(205a) Pd Particle Stabilization on Carbon Supports Under Hydrothermal Conditions

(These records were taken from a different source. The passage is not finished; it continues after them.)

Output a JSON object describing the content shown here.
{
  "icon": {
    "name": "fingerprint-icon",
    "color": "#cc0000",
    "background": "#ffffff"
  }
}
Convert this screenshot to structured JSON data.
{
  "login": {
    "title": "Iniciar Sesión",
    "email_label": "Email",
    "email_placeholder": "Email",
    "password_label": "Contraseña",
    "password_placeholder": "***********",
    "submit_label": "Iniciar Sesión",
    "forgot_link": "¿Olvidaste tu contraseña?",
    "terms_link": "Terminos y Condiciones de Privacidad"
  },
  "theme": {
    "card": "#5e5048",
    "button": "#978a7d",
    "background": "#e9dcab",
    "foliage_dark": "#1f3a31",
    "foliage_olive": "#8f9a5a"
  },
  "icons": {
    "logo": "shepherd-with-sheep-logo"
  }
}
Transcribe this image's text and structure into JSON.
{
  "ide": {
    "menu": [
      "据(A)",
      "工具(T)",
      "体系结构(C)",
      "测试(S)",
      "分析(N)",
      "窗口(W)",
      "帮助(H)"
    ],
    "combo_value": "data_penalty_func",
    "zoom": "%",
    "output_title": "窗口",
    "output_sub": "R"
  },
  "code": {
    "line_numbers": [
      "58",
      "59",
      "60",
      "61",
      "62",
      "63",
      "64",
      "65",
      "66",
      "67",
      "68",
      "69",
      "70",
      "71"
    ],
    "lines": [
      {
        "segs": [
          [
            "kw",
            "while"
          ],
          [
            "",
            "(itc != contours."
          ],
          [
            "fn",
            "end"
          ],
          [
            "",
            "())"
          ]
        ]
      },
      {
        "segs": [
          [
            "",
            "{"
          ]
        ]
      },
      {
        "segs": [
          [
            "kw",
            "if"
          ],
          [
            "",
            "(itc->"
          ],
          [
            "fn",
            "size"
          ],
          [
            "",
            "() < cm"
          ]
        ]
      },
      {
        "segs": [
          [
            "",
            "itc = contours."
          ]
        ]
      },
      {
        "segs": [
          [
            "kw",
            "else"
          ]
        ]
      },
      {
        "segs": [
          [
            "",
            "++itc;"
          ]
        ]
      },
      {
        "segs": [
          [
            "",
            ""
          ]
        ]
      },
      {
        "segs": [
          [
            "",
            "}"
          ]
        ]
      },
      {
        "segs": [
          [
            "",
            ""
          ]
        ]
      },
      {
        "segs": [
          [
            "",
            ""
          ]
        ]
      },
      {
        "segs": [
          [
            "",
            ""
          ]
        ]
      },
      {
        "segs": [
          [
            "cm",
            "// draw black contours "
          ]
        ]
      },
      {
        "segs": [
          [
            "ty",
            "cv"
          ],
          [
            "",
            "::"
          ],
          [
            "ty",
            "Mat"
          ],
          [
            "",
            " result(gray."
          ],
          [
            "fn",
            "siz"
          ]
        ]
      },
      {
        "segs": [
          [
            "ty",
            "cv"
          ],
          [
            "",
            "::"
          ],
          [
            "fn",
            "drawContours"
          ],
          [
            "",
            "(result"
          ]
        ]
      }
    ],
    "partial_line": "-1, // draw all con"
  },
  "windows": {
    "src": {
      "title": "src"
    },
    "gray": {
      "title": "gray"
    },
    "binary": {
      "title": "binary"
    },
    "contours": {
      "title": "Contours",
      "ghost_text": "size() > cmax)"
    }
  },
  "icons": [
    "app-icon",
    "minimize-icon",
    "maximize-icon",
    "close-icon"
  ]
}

Carbon, as a catalyst support, has been shown to provide improved hydrothermal stability relative to common metal oxide supports such as silica and alumina, making it suitable for aqueous phase biomass conversion to chemicals and fuels. However, for supported metal catalysts, not only the stability of the carbon support, but also the stability of the supported metals needs to be considered. The stability is likely dependent on the carbon surface chemistry. The current work systematically examined this premise. Three carbon coated silica supports were synthesized at different temperatures to provide a range of oxygen content and functionality followed by the deposition of Pd. Through detailed and quantitative XPS and 13C NMR characterization, lower temperature synthesized carbons gave a range of oxygen functional groups, while higher temperature carbons had more aromatic groups. The hydrothermal stability was tested using treatment in water at 170°C for 24 hours. Additionally, aqueous phase hydrogenation of furfural was performed in both batch and flow reactor systems to further characterize the relative stabilities of the catalysts. The low temperature carbon with more oxygen functional groups led to better Pd dispersion and improved hydrothermal stability.